A Social Media Vacation Is Waiting for You

A Woman Sitting on Her Luggage

Source: Timur Weber/Pexels

Tom Holland, the popular star of Spider-Man, recently announced on his Instagram account that he is taking a break from social media for the sake of his mental health. Others have opted for such sabbaticals. Singer and actress Selena Gomez disclosed in an April interview that she had stepped away for four and a half years. She reported that it “was the best decision that I’ve ever made for my mental health.” Gomez claims, “It has changed my life completely. I am happier, I am more present, I connect more with people.”

A growing body of research links a break from social media (SM) to better mental health. Randomized controlled studies indicate that SM is a causal factor contributing to poorer emotional health.
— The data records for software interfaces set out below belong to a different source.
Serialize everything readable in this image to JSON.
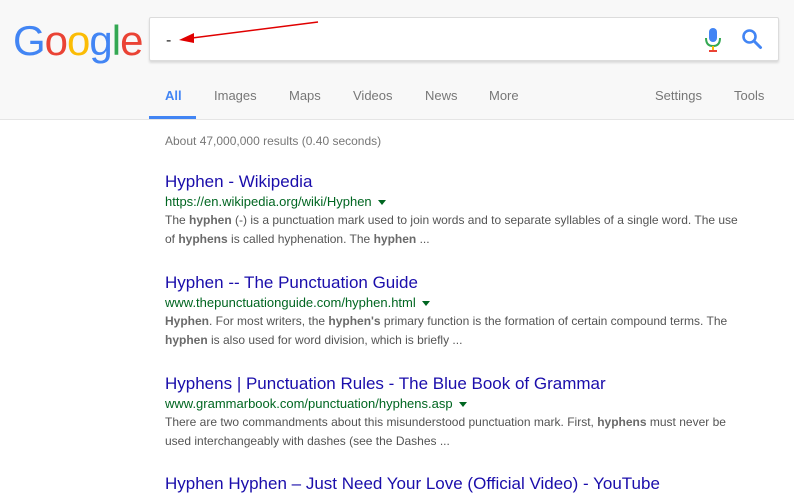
{
  "logo": {
    "letters": [
      "G",
      "o",
      "o",
      "g",
      "l",
      "e"
    ],
    "colors": [
      "#4285f4",
      "#ea4335",
      "#fbbc05",
      "#4285f4",
      "#34a853",
      "#ea4335"
    ]
  },
  "search": {
    "value": "-"
  },
  "icons": {
    "mic": "microphone-icon",
    "search": "search-icon",
    "arrow": "red-arrow-annotation"
  },
  "tabs": [
    {
      "label": "All",
      "active": true
    },
    {
      "label": "Images"
    },
    {
      "label": "Maps"
    },
    {
      "label": "Videos"
    },
    {
      "label": "News"
    },
    {
      "label": "More"
    },
    {
      "label": "Settings"
    },
    {
      "label": "Tools"
    }
  ],
  "stats": "About 47,000,000 results (0.40 seconds)",
  "results": [
    {
      "title": "Hyphen - Wikipedia",
      "url": "https://en.wikipedia.org/wiki/Hyphen",
      "snippet_parts": [
        {
          "t": "The "
        },
        {
          "t": "hyphen",
          "b": true
        },
        {
          "t": " (-) is a punctuation mark used to join words and to separate syllables of a single word. The use of "
        },
        {
          "t": "hyphens",
          "b": true
        },
        {
          "t": " is called hyphenation. The "
        },
        {
          "t": "hyphen",
          "b": true
        },
        {
          "t": " ..."
        }
      ]
    },
    {
      "title": "Hyphen -- The Punctuation Guide",
      "url": "www.thepunctuationguide.com/hyphen.html",
      "snippet_parts": [
        {
          "t": "Hyphen",
          "b": true
        },
        {
          "t": ". For most writers, the "
        },
        {
          "t": "hyphen's",
          "b": true
        },
        {
          "t": " primary function is the formation of certain compound terms. The "
        },
        {
          "t": "hyphen",
          "b": true
        },
        {
          "t": " is also used for word division, which is briefly ..."
        }
      ]
    },
    {
      "title": "Hyphens | Punctuation Rules - The Blue Book of Grammar",
      "url": "www.grammarbook.com/punctuation/hyphens.asp",
      "snippet_parts": [
        {
          "t": "There are two commandments about this misunderstood punctuation mark. First, "
        },
        {
          "t": "hyphens",
          "b": true
        },
        {
          "t": " must never be used interchangeably with dashes (see the Dashes ..."
        }
      ]
    },
    {
      "title": "Hyphen Hyphen – Just Need Your Love (Official Video) - YouTube",
      "url": "",
      "snippet_parts": []
    }
  ]
}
One study at the University of Bath (Lambert et al., 2022) demonstrated that a one-week hiatus from SM led to significant improvements in well-being and reduced depression and anxiety. Another experiment at the University of Pennsylvania (Hunt et al., 2018) found that limiting social media to 10 minutes per day for three weeks decreased loneliness and depression.

Sounds simple—don’t have the time or money for a stress-reducing vacation to improve your mood? Just sign off your social media accounts for a week and feel happier, more grounded, and less anxious, depressed, and lonely.

Why is taking a break or even reducing time spent on social media so problematic for some people?

Social media is omnipresent. Like junk food, when you try to eat more healthfully, it is everywhere. The alerts, pings, and news flashes grab your attention and lure you into consuming them. Marketers, influencers, and developers spend countless hours designing SM programs that sell products and services.

Additionally, access is effortless. It’s easy to tumble into your favorite social media platform. It takes more energy to walk to your freezer and spoon down a half-pint of ice cream than to swipe open your favorite SM account. The platforms may be used passively for instant gratification with ostensibly negligible risk (no calories involved!). When you are bored, sign in to entertain yourself and watch the latest TikTok challenge. When you don’t feel like tackling your to-do list, sign in to a newsfeed to distract yourself and track the latest trends in fitness, music, or movies.

Is it surprising that the University of Bath study revealed that participants, on average, spent up to 9 hours per week browsing SM sites?

Should you give up social media completely? Social media has positive aspects. You can catch up and connect with folks who may be remote, hear of local, national, and international news and learn about unfolding events, and discover content that is useful, interesting, humorous, or entertaining.

How do you use social media to your advantage without allowing it to use you?

How do you determine if it is negatively impacting your mental health? The key is to use SM more mindfully, intentionally, and less addictively:

1. Determine which SM channels negatively impact your mood. After signing off a site, rate your mood on a scale from -3 to +3, where -3 is very negative, +3 is very positive, and 0 is no change in your mood.

2. Quantify how much time you spend on the sites that negatively impact your mood. Make your own daily log or download a social media app tracker.

3. Ask how you will use the freed-up extra hours. Much like any prized vacation—make a plan.

  • Is there an area in your life that is important to you but where you feel a bit dissatisfied? Consider the domains in your life—personal, interpersonal, career, leisure, or spiritual—that may benefit from this extra time.
  • What small but somewhat effortful action step could you take to move towards what is significant to you rather than slipping onto SM? Consider an area where stretching yourself offline might make you feel a bit more satisfied. For example, in that found time, would you meditate, meet a colleague for coffee, phone an old friend or family member, practice a second language, tutor a child, or try a new recipe?
  • Make a list of these offline activities that have the potential to give you a feeling of pleasure or mastery.

4. Before signing on to SM:

  • Pause.
  • Ask, “Is turning to SM at this instant a choice or a habit?”
  • Review your list and choose an option that is a tad demanding but in keeping with what you value.

5. Keep a growth mindset (Dweck, 2006) as you challenge yourself to replace SM use with substitute activities aligned with what is significant to you. A growth mindset accepts that exploring alternative pursuits will require effort and may even feel a bit risky. Difficulty is expected as you discover what activities foster your emotional fitness. Improving your ability to maintain your emotional health is a lifelong undertaking.

Leave a Comment

Your email address will not be published.